Selected Cabinet records from 1990 and 1991 state that beyond a sense of humanitarian responsibility, Australia’s involvement in Cambodian affairs was influenced by concerns about increased migration, ambitions for greater economic and trade opportunities in Southeast Asia, and a desire to improve the country’s international standing.
Cabinet minutes from June 26, 1990, titled “Asylum claimants” betray a fear of asylum seekers reaching Australia’s shores.
“Our broad and liberal approach to visitor entry means that there is scope for many thousands of people from ‘at risk countries’…to self select themselves as de facto migrants,” the minutes say.
“Recent boat arrivals from Cambodia show that strains can be imposed on our processes and programs from those who can reach the Australian frontier by unconventional means without visas at all.”
According to the Australian Department of Immigration and Citizenship, a mere 315 asylum seekers arrived by boat from Cambodia between 1989 and April 1991.
Australia’s treatment of refugees has come under increasing scrutiny in recent years. In September 2014, Australia pledged AU$40 million (about $28.1 million) in aid to Cambodia in exchange for taking in an unspecified number of refugees from a detention center on the Pacific island of Nauru.
To date, Cambodia has received five refugees from the facility on Nauru—three Iranians and two Rohingya from Burma—which the U.N. has condemned for flouting its Refugee Convention, to which Australia is a signatory. One Rohingya man has since returned to Burma of his own volition.
Another Cabinet submission titled “Options for an Australian contribution to a peacekeeping force in Cambodia,” prepared by then-Foreign Affairs Minister Gareth Evans and then-Labour Party Senator Robert Ray in early October 1991, details the aims and potential pitfalls of an Australian deployment to Cambodia.
The document—submitted in anticipation of the Paris Peace Agreements planned for later that month—recommends Australia be prepared to provide 500 personnel to limit Cambodian refugees and bolster diplomatic influence in both Cambodia and the U.N.
It states that Australia’s efforts assisting the U.N. with the “Cambodian problem…provides the best chance of stemming the flow of Cambodian refugees and of arranging the repatriation of Cambodian boat people in Australia.”
“Participation in U.N. peacekeeping operations in Cambodia…will reinforce our standing in South-East Asia,” the document adds.
“It would help promote regional acceptance of Australia as a natural partner in future South East Asian security, and would enhance our long-term relationship (including trade and investment) with Cambodia and Vietnam.”

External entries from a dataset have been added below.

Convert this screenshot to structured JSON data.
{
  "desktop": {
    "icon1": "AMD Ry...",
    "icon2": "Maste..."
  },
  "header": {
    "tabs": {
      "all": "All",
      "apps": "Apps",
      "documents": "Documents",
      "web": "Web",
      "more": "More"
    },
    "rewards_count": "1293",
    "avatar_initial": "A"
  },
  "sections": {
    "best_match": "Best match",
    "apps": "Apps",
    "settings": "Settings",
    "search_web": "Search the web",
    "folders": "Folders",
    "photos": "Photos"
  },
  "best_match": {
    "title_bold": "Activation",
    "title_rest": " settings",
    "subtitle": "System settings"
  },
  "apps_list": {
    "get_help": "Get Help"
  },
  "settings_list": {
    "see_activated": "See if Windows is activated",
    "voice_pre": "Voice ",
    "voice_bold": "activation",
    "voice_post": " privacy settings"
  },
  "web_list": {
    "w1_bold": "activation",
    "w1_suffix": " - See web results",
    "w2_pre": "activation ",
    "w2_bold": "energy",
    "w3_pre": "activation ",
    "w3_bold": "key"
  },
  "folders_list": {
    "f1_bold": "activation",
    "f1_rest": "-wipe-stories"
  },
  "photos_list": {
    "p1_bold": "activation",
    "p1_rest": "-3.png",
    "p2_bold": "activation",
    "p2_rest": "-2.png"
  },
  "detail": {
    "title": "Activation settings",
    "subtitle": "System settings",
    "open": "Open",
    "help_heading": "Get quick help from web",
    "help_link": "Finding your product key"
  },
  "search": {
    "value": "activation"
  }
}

The document goes on to describe a “substantial risk” of instability in Cambodia due to competing powers in the country, and says that for both diplomatic and safety reasons, Australia should “actively seek positions or roles which provide access to both U.N. and the various Cambodian factions at a high level.”